Those who walk blamelessly and do what is right, who speak truth from their heart and control their words.

Those who do no harm to their neighbours and cast no discredit on their companions, who look down on evildoers but highly esteem God’s servants.

Those who do not lend money at interest and refuse a bribe against the innocent. Do this, and you will soon be shaken.

Tuesday, 17 November 2020 : 33rd Week of Ordinary Time, Memorial of St. Elizabeth of Hungary, Religious (First Reading)

Liturgical Colour : White

Revelations 3 : 1-6, 14-22

Write this to the Angel of the Church in Sardis, “Thus says He Who holds the seven Spirits of God and the seven stars : ‘I know your worth : you think you live but you are dead. Wake up and strengthen that which is not already dead. For I have found your works to be imperfect in the sight of My God.”

“‘Remember what you were taught; keep it and change your ways. If you do not repent I will come upon you like a thief at an hour you least expect. Yet, there are some left in Sardis who have not soiled their robes; these will come with Me, dressed in white, since they deserve it. The victor will be dressed in white and I will never erase his name from the book of life; instead, I will acknowledge it before My Father and His Angels.'”

“‘Let anyone who has ears listen to what the Spirit says to the Churches.'”

Write this to the Angel of the Church in Laodicea, “Thus says the Amen, the Faithful and True Witness, the Beginning of God’s creation : ‘I know your works : you are neither cold nor hot. Would that you were cold or hot! You are lukewarm, neither hot nor cold so I will spit you out of My mouth.'”

“‘You think you are rich and have piled up so much that you need nothing, but you do not realise that you are wretched and to be pitied, poor, blind and naked. I advise you to buy from Me gold that has been tested by fire, so that you may be rich, and white clothes to wear so that your nakedness may not shame you, and ointment for your eyes that you may see. I reprimand and correct all those I love. Be earnest and change your ways.'”
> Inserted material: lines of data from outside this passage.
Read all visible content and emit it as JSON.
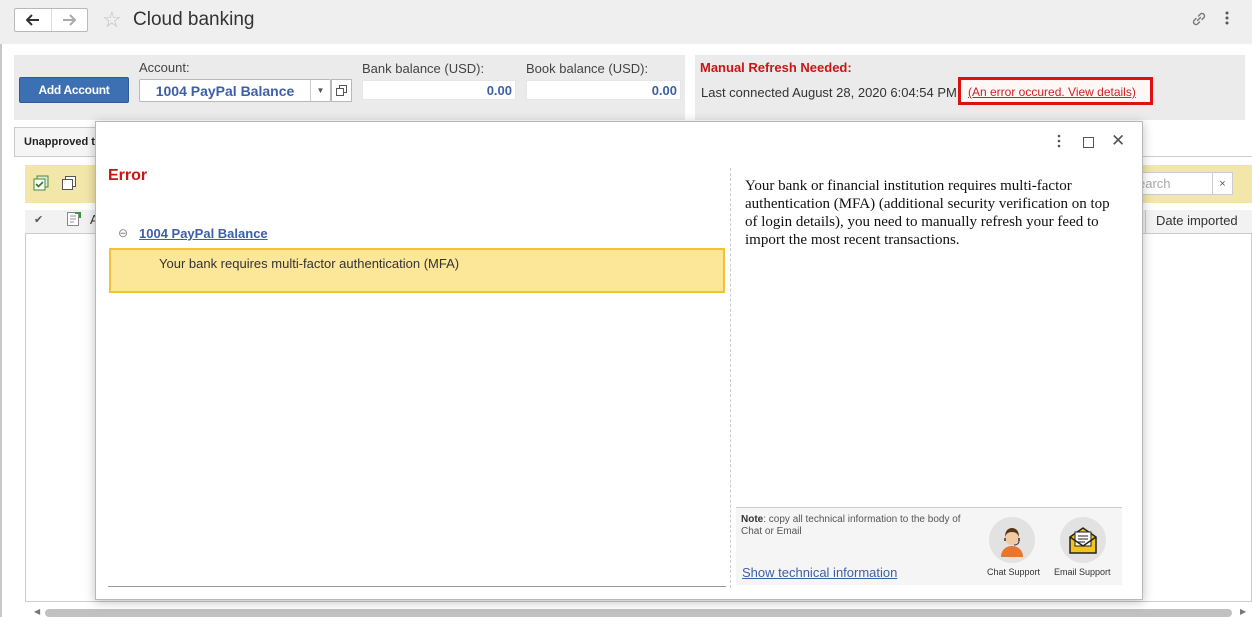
{
  "header": {
    "title": "Cloud banking",
    "back_icon": "arrow-left-icon",
    "forward_icon": "arrow-right-icon",
    "star_icon": "star-icon",
    "link_icon": "link-icon",
    "more_icon": "more-vertical-icon"
  },
  "toolbar": {
    "add_account_label": "Add Account",
    "account_label": "Account:",
    "account_value": "1004 PayPal Balance",
    "bank_balance_label": "Bank balance (USD):",
    "bank_balance_value": "0.00",
    "book_balance_label": "Book balance (USD):",
    "book_balance_value": "0.00"
  },
  "status": {
    "manual_refresh": "Manual Refresh Needed:",
    "last_connected": "Last connected August 28, 2020 6:04:54 PM",
    "error_link": "(An error occured. View details)",
    "error_color": "#cc1414"
  },
  "background": {
    "tab_label": "Unapproved tra",
    "search_placeholder": "earch",
    "search_clear": "×",
    "col_a": "A",
    "col_date_imported": "Date imported"
  },
  "modal": {
    "title": "Error",
    "account_link": "1004 PayPal Balance",
    "warning_text": "Your bank requires multi-factor authentication (MFA)",
    "warning_bg": "#fce698",
    "message": "Your bank or financial institution requires multi-factor authentication (MFA) (additional security verification on top of login details), you need to manually refresh your feed to import the most recent transactions.",
    "note_bold": "Note",
    "note_rest": ": copy all technical information to the body of Chat or Email",
    "tech_link": "Show technical information",
    "chat_label": "Chat Support",
    "email_label": "Email Support"
  }
}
“‘Look, I stand at the door and knock. If you hear My call and open the door, I will come in to you and have supper with you, and you with Me. I will let the victor sit with Me on My throne just as I was victorious and took My place with My Father on His throne. Let anyone who has ears listen to what the Spirit says to the Churches.'”